• Input data:

::::::::

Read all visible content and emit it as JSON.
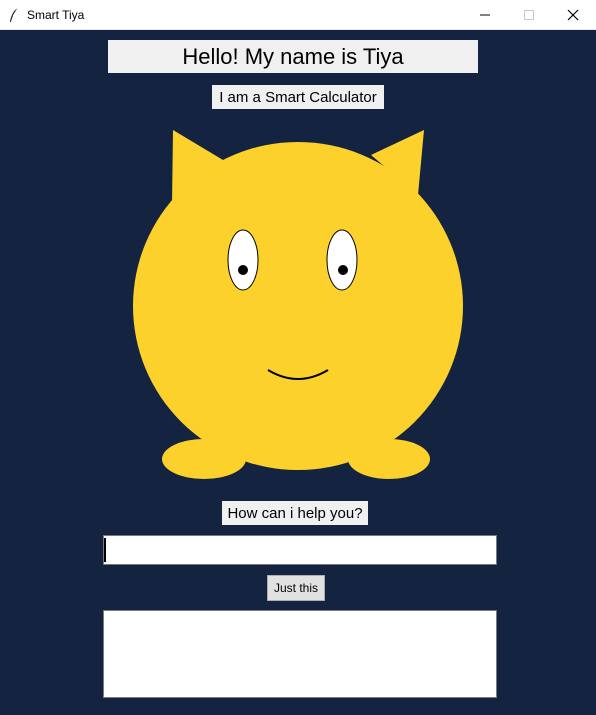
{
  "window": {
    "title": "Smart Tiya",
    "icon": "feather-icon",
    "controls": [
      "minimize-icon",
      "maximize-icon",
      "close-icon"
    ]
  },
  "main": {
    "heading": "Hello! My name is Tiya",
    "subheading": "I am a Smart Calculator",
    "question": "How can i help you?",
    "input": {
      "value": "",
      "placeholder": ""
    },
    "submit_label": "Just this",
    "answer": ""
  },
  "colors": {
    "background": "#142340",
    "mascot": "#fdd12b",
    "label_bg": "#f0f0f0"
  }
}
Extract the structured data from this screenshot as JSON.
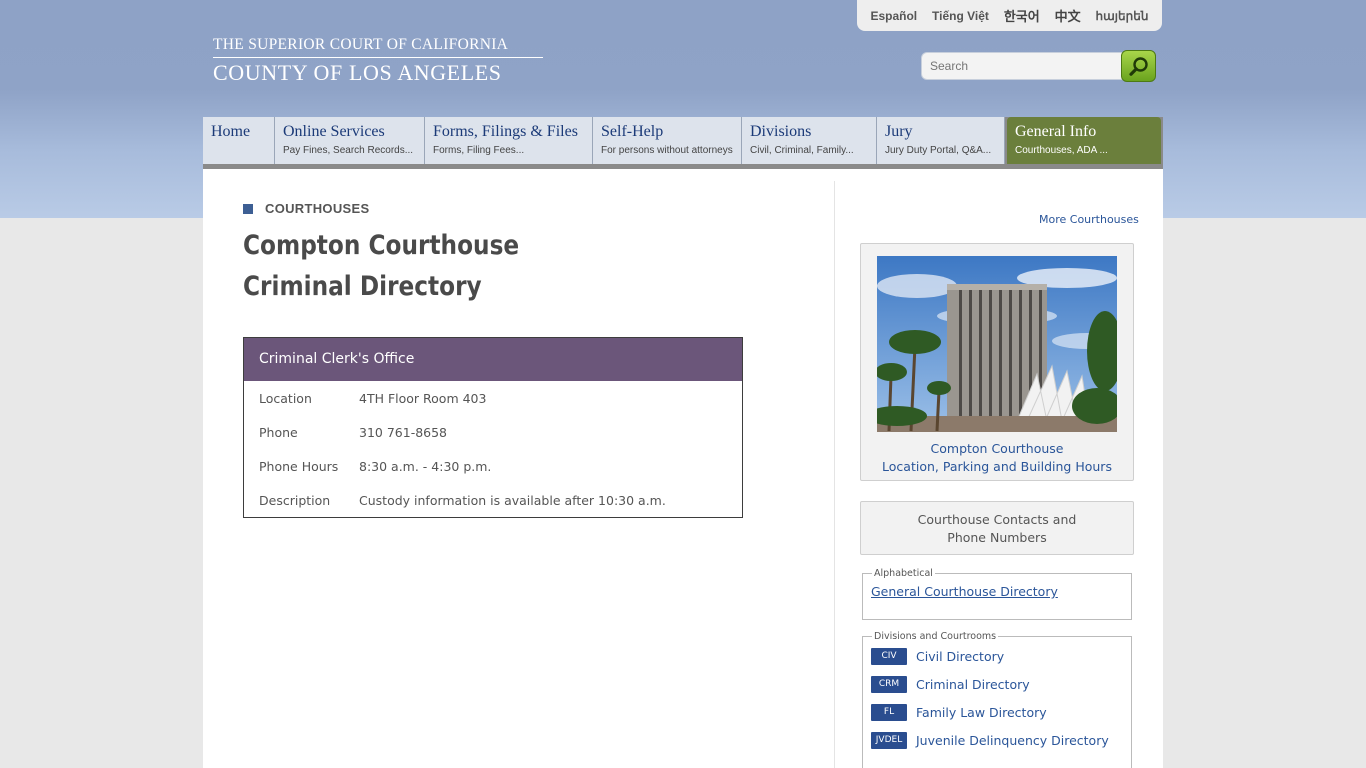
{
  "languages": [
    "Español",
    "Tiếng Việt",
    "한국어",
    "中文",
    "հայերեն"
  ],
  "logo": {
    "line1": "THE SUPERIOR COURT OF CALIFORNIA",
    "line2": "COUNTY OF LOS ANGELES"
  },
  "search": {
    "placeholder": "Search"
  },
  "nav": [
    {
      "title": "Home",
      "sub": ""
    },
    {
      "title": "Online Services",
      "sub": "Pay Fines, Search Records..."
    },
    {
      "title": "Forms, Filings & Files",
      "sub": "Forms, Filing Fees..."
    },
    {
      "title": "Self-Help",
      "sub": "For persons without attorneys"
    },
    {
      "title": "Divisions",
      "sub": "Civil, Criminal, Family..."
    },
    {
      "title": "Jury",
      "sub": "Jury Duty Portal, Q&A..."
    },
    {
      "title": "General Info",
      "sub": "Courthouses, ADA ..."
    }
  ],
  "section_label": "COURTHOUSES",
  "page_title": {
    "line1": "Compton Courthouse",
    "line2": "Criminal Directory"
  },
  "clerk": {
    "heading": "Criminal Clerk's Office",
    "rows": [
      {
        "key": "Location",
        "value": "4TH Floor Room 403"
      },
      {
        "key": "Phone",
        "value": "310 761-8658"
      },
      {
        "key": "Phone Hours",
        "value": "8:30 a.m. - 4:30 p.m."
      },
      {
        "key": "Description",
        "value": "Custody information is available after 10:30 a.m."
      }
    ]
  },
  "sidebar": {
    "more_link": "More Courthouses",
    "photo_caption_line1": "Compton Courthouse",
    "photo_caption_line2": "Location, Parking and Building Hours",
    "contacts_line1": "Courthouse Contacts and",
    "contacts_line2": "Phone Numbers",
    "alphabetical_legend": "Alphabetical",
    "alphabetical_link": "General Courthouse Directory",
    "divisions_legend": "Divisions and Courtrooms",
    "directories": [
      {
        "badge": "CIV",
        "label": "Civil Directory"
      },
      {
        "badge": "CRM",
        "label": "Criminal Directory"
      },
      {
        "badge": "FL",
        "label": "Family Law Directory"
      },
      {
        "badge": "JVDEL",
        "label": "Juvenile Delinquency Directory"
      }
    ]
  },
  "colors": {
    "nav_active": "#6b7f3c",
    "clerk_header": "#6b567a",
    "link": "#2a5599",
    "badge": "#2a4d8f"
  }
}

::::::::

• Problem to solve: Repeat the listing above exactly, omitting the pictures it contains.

• Finished exercise:
Read all visible content and emit it as JSON.
{
  "window": {
    "title": "Smart Tiya",
    "icon": "feather-icon",
    "controls": [
      "minimize-icon",
      "maximize-icon",
      "close-icon"
    ]
  },
  "main": {
    "heading": "Hello! My name is Tiya",
    "subheading": "I am a Smart Calculator",
    "question": "How can i help you?",
    "input": {
      "value": "",
      "placeholder": ""
    },
    "submit_label": "Just this",
    "answer": ""
  },
  "colors": {
    "background": "#142340",
    "mascot": "#fdd12b",
    "label_bg": "#f0f0f0"
  }
}
Extract the structured data from this screenshot as JSON.
{
  "languages": [
    "Español",
    "Tiếng Việt",
    "한국어",
    "中文",
    "հայերեն"
  ],
  "logo": {
    "line1": "THE SUPERIOR COURT OF CALIFORNIA",
    "line2": "COUNTY OF LOS ANGELES"
  },
  "search": {
    "placeholder": "Search"
  },
  "nav": [
    {
      "title": "Home",
      "sub": ""
    },
    {
      "title": "Online Services",
      "sub": "Pay Fines, Search Records..."
    },
    {
      "title": "Forms, Filings & Files",
      "sub": "Forms, Filing Fees..."
    },
    {
      "title": "Self-Help",
      "sub": "For persons without attorneys"
    },
    {
      "title": "Divisions",
      "sub": "Civil, Criminal, Family..."
    },
    {
      "title": "Jury",
      "sub": "Jury Duty Portal, Q&A..."
    },
    {
      "title": "General Info",
      "sub": "Courthouses, ADA ..."
    }
  ],
  "section_label": "COURTHOUSES",
  "page_title": {
    "line1": "Compton Courthouse",
    "line2": "Criminal Directory"
  },
  "clerk": {
    "heading": "Criminal Clerk's Office",
    "rows": [
      {
        "key": "Location",
        "value": "4TH Floor Room 403"
      },
      {
        "key": "Phone",
        "value": "310 761-8658"
      },
      {
        "key": "Phone Hours",
        "value": "8:30 a.m. - 4:30 p.m."
      },
      {
        "key": "Description",
        "value": "Custody information is available after 10:30 a.m."
      }
    ]
  },
  "sidebar": {
    "more_link": "More Courthouses",
    "photo_caption_line1": "Compton Courthouse",
    "photo_caption_line2": "Location, Parking and Building Hours",
    "contacts_line1": "Courthouse Contacts and",
    "contacts_line2": "Phone Numbers",
    "alphabetical_legend": "Alphabetical",
    "alphabetical_link": "General Courthouse Directory",
    "divisions_legend": "Divisions and Courtrooms",
    "directories": [
      {
        "badge": "CIV",
        "label": "Civil Directory"
      },
      {
        "badge": "CRM",
        "label": "Criminal Directory"
      },
      {
        "badge": "FL",
        "label": "Family Law Directory"
      },
      {
        "badge": "JVDEL",
        "label": "Juvenile Delinquency Directory"
      }
    ]
  },
  "colors": {
    "nav_active": "#6b7f3c",
    "clerk_header": "#6b567a",
    "link": "#2a5599",
    "badge": "#2a4d8f"
  }
}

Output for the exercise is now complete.